> What the task requires
The entries that follow must be written out exactly, without any of the pictures they contain.

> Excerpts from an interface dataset

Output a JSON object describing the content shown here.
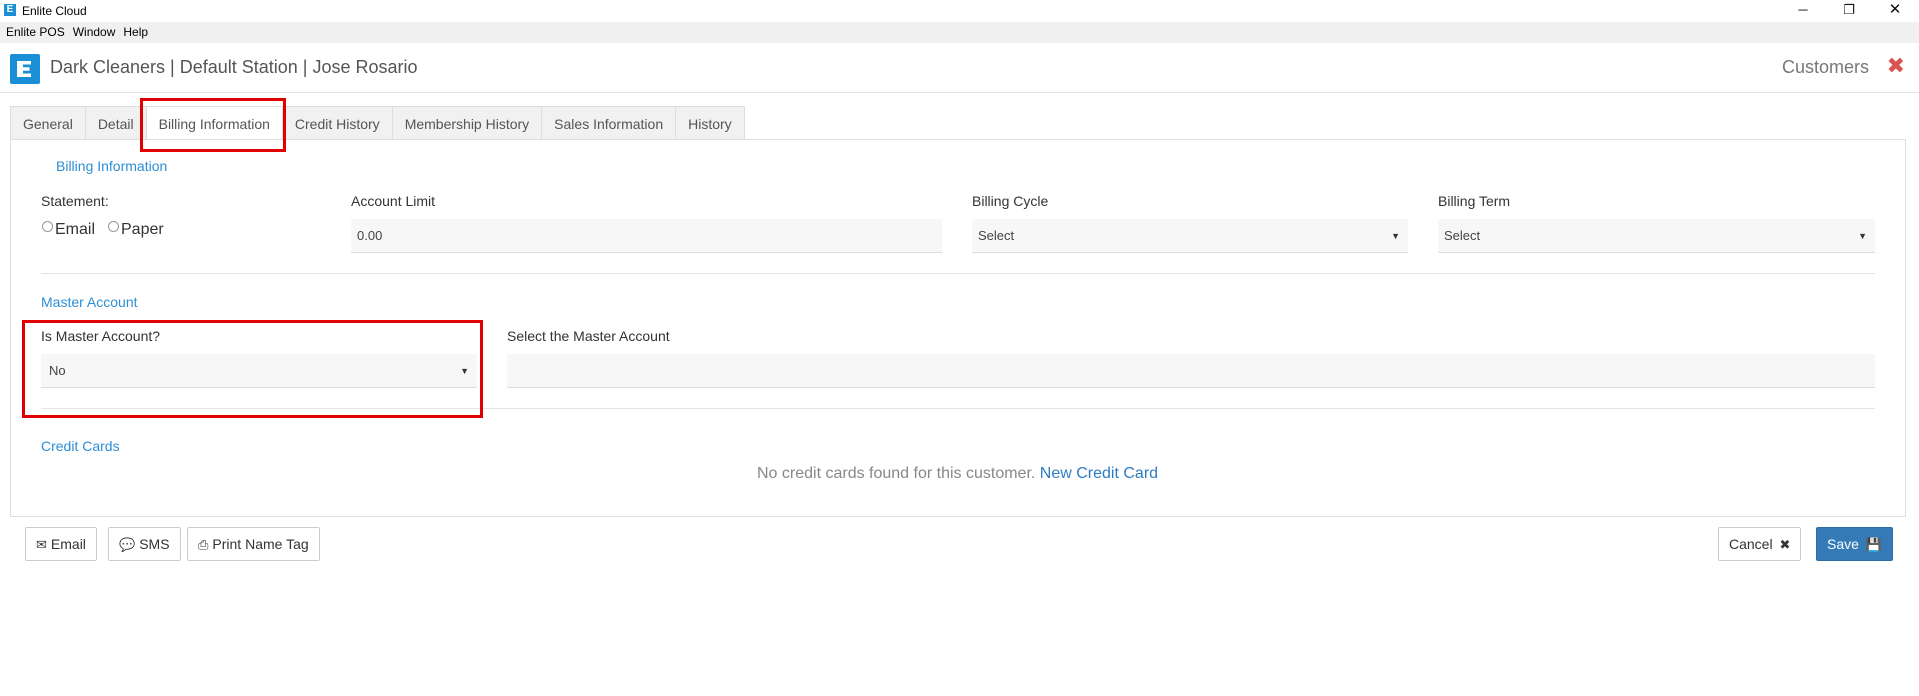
{
  "window": {
    "title": "Enlite Cloud",
    "icon": "E",
    "controls": {
      "minimize": "─",
      "maximize": "❐",
      "close": "✕"
    }
  },
  "menu": [
    "Enlite POS",
    "Window",
    "Help"
  ],
  "header": {
    "breadcrumb": "Dark Cleaners | Default Station | Jose Rosario",
    "section": "Customers",
    "close_glyph": "✖"
  },
  "tabs": [
    {
      "label": "General",
      "active": false
    },
    {
      "label": "Detail",
      "active": false
    },
    {
      "label": "Billing Information",
      "active": true
    },
    {
      "label": "Credit History",
      "active": false
    },
    {
      "label": "Membership History",
      "active": false
    },
    {
      "label": "Sales Information",
      "active": false
    },
    {
      "label": "History",
      "active": false
    }
  ],
  "billing": {
    "title": "Billing Information",
    "statement_label": "Statement:",
    "statement_options": [
      "Email",
      "Paper"
    ],
    "account_limit_label": "Account Limit",
    "account_limit_value": "0.00",
    "billing_cycle_label": "Billing Cycle",
    "billing_cycle_value": "Select",
    "billing_term_label": "Billing Term",
    "billing_term_value": "Select"
  },
  "master": {
    "title": "Master Account",
    "is_master_label": "Is Master Account?",
    "is_master_value": "No",
    "select_master_label": "Select the Master Account",
    "select_master_value": ""
  },
  "credit_cards": {
    "title": "Credit Cards",
    "empty_message": "No credit cards found for this customer.",
    "new_link": "New Credit Card"
  },
  "footer": {
    "email_label": "Email",
    "sms_label": "SMS",
    "print_label": "Print Name Tag",
    "cancel_label": "Cancel",
    "save_label": "Save"
  },
  "colors": {
    "accent": "#2d8fd5",
    "brand": "#1a8fd6",
    "primary_button": "#337ab7",
    "highlight": "#e00000",
    "close": "#d9534f"
  }
}
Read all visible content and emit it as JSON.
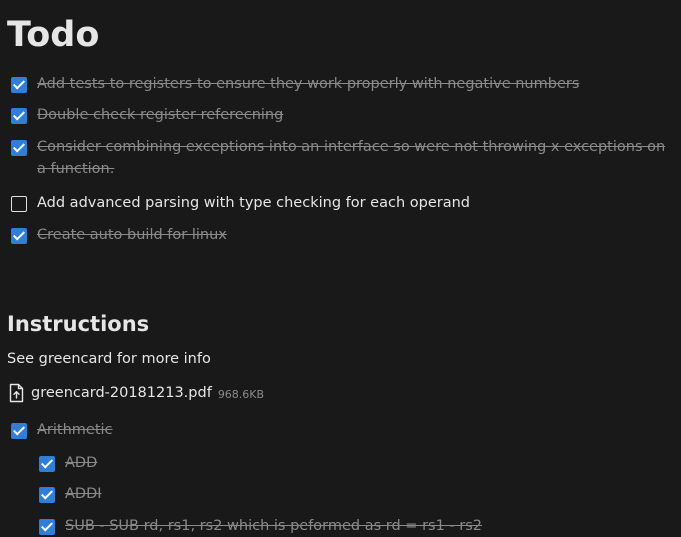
{
  "todo_section": {
    "title": "Todo",
    "items": [
      {
        "text": "Add tests to registers to ensure they work properly with negative numbers",
        "checked": true
      },
      {
        "text": "Double check register referecning",
        "checked": true
      },
      {
        "text": "Consider combining exceptions into an interface so were not throwing x exceptions on a function.",
        "checked": true
      },
      {
        "text": "Add advanced parsing with type checking for each operand",
        "checked": false
      },
      {
        "text": "Create auto build for linux",
        "checked": true
      }
    ]
  },
  "instructions_section": {
    "title": "Instructions",
    "description": "See greencard for more info",
    "attachment": {
      "icon": "file-upload-icon",
      "name": "greencard-20181213.pdf",
      "size": "968.6KB"
    },
    "items": [
      {
        "text": "Arithmetic",
        "checked": true
      },
      {
        "text": "ADD",
        "checked": true
      },
      {
        "text": "ADDI",
        "checked": true
      },
      {
        "text": "SUB - SUB rd, rs1, rs2 which is peformed as rd = rs1 - rs2",
        "checked": true
      }
    ]
  },
  "colors": {
    "background": "#191919",
    "text": "#e6e6e6",
    "muted_text": "#8a8a8a",
    "checkbox_accent": "#2f7ed8"
  }
}
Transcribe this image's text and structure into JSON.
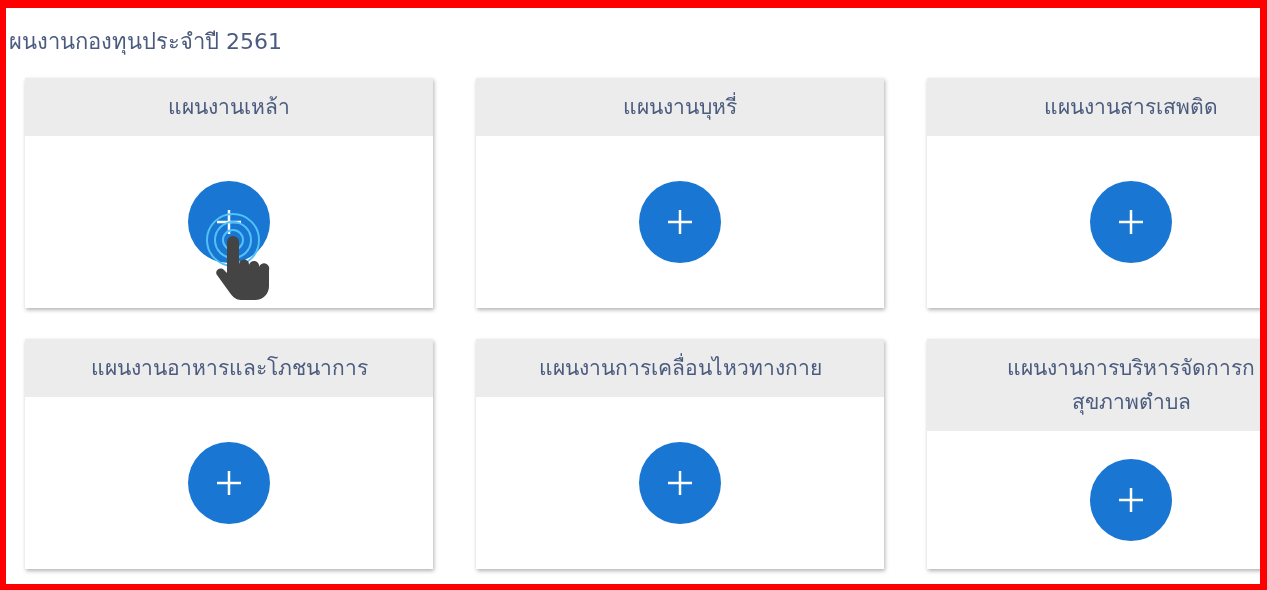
{
  "page_title": "ผนงานกองทุนประจำปี 2561",
  "cards": [
    {
      "title_lines": [
        "แผนงานเหล้า"
      ],
      "pointer_hint": true
    },
    {
      "title_lines": [
        "แผนงานบุหรี่"
      ],
      "pointer_hint": false
    },
    {
      "title_lines": [
        "แผนงานสารเสพติด"
      ],
      "pointer_hint": false
    },
    {
      "title_lines": [
        "แผนงานอาหารและโภชนาการ"
      ],
      "pointer_hint": false
    },
    {
      "title_lines": [
        "แผนงานการเคลื่อนไหวทางกาย"
      ],
      "pointer_hint": false
    },
    {
      "title_lines": [
        "แผนงานการบริหารจัดการก",
        "สุขภาพตำบล"
      ],
      "pointer_hint": false
    }
  ]
}
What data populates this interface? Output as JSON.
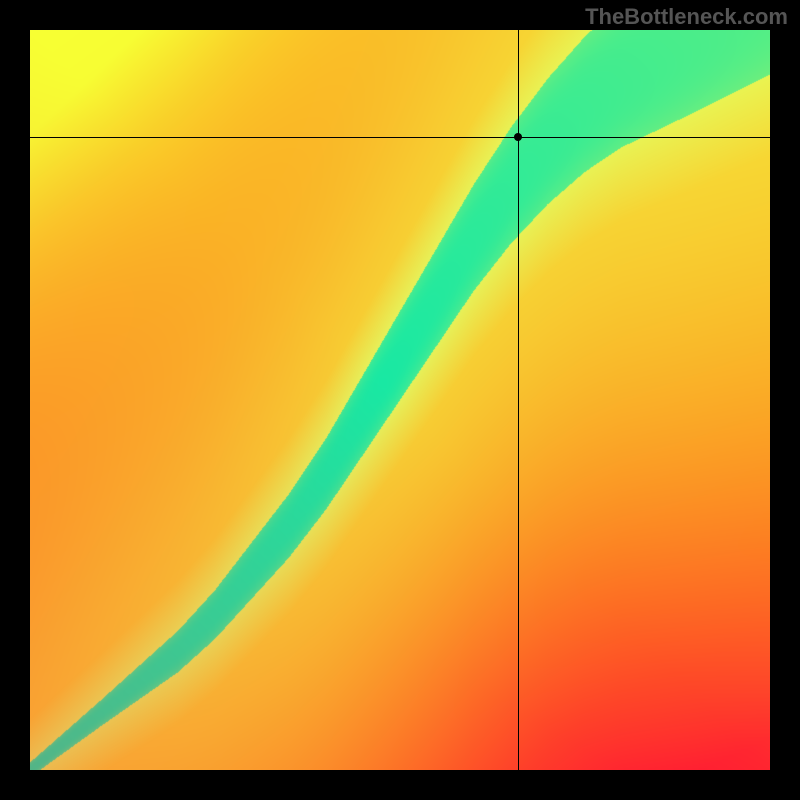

> Task response
Output a JSON object describing the content shown here.
{
  "window": {
    "title": "Enlite Cloud",
    "icon": "E",
    "controls": {
      "minimize": "─",
      "maximize": "❐",
      "close": "✕"
    }
  },
  "menu": [
    "Enlite POS",
    "Window",
    "Help"
  ],
  "header": {
    "breadcrumb": "Dark Cleaners | Default Station | Jose Rosario",
    "section": "Customers",
    "close_glyph": "✖"
  },
  "tabs": [
    {
      "label": "General",
      "active": false
    },
    {
      "label": "Detail",
      "active": false
    },
    {
      "label": "Billing Information",
      "active": true
    },
    {
      "label": "Credit History",
      "active": false
    },
    {
      "label": "Membership History",
      "active": false
    },
    {
      "label": "Sales Information",
      "active": false
    },
    {
      "label": "History",
      "active": false
    }
  ],
  "billing": {
    "title": "Billing Information",
    "statement_label": "Statement:",
    "statement_options": [
      "Email",
      "Paper"
    ],
    "account_limit_label": "Account Limit",
    "account_limit_value": "0.00",
    "billing_cycle_label": "Billing Cycle",
    "billing_cycle_value": "Select",
    "billing_term_label": "Billing Term",
    "billing_term_value": "Select"
  },
  "master": {
    "title": "Master Account",
    "is_master_label": "Is Master Account?",
    "is_master_value": "No",
    "select_master_label": "Select the Master Account",
    "select_master_value": ""
  },
  "credit_cards": {
    "title": "Credit Cards",
    "empty_message": "No credit cards found for this customer.",
    "new_link": "New Credit Card"
  },
  "footer": {
    "email_label": "Email",
    "sms_label": "SMS",
    "print_label": "Print Name Tag",
    "cancel_label": "Cancel",
    "save_label": "Save"
  },
  "colors": {
    "accent": "#2d8fd5",
    "brand": "#1a8fd6",
    "primary_button": "#337ab7",
    "highlight": "#e00000",
    "close": "#d9534f"
  }
}
Read all visible content and emit it as JSON.
{
  "todo_section": {
    "title": "Todo",
    "items": [
      {
        "text": "Add tests to registers to ensure they work properly with negative numbers",
        "checked": true
      },
      {
        "text": "Double check register referecning",
        "checked": true
      },
      {
        "text": "Consider combining exceptions into an interface so were not throwing x exceptions on a function.",
        "checked": true
      },
      {
        "text": "Add advanced parsing with type checking for each operand",
        "checked": false
      },
      {
        "text": "Create auto build for linux",
        "checked": true
      }
    ]
  },
  "instructions_section": {
    "title": "Instructions",
    "description": "See greencard for more info",
    "attachment": {
      "icon": "file-upload-icon",
      "name": "greencard-20181213.pdf",
      "size": "968.6KB"
    },
    "items": [
      {
        "text": "Arithmetic",
        "checked": true
      },
      {
        "text": "ADD",
        "checked": true
      },
      {
        "text": "ADDI",
        "checked": true
      },
      {
        "text": "SUB - SUB rd, rs1, rs2 which is peformed as rd = rs1 - rs2",
        "checked": true
      }
    ]
  },
  "colors": {
    "background": "#191919",
    "text": "#e6e6e6",
    "muted_text": "#8a8a8a",
    "checkbox_accent": "#2f7ed8"
  }
}
Transcribe this image's text and structure into JSON.
{
  "page_title": "ผนงานกองทุนประจำปี 2561",
  "cards": [
    {
      "title_lines": [
        "แผนงานเหล้า"
      ],
      "pointer_hint": true
    },
    {
      "title_lines": [
        "แผนงานบุหรี่"
      ],
      "pointer_hint": false
    },
    {
      "title_lines": [
        "แผนงานสารเสพติด"
      ],
      "pointer_hint": false
    },
    {
      "title_lines": [
        "แผนงานอาหารและโภชนาการ"
      ],
      "pointer_hint": false
    },
    {
      "title_lines": [
        "แผนงานการเคลื่อนไหวทางกาย"
      ],
      "pointer_hint": false
    },
    {
      "title_lines": [
        "แผนงานการบริหารจัดการก",
        "สุขภาพตำบล"
      ],
      "pointer_hint": false
    }
  ]
}
What data populates this interface? Output as JSON.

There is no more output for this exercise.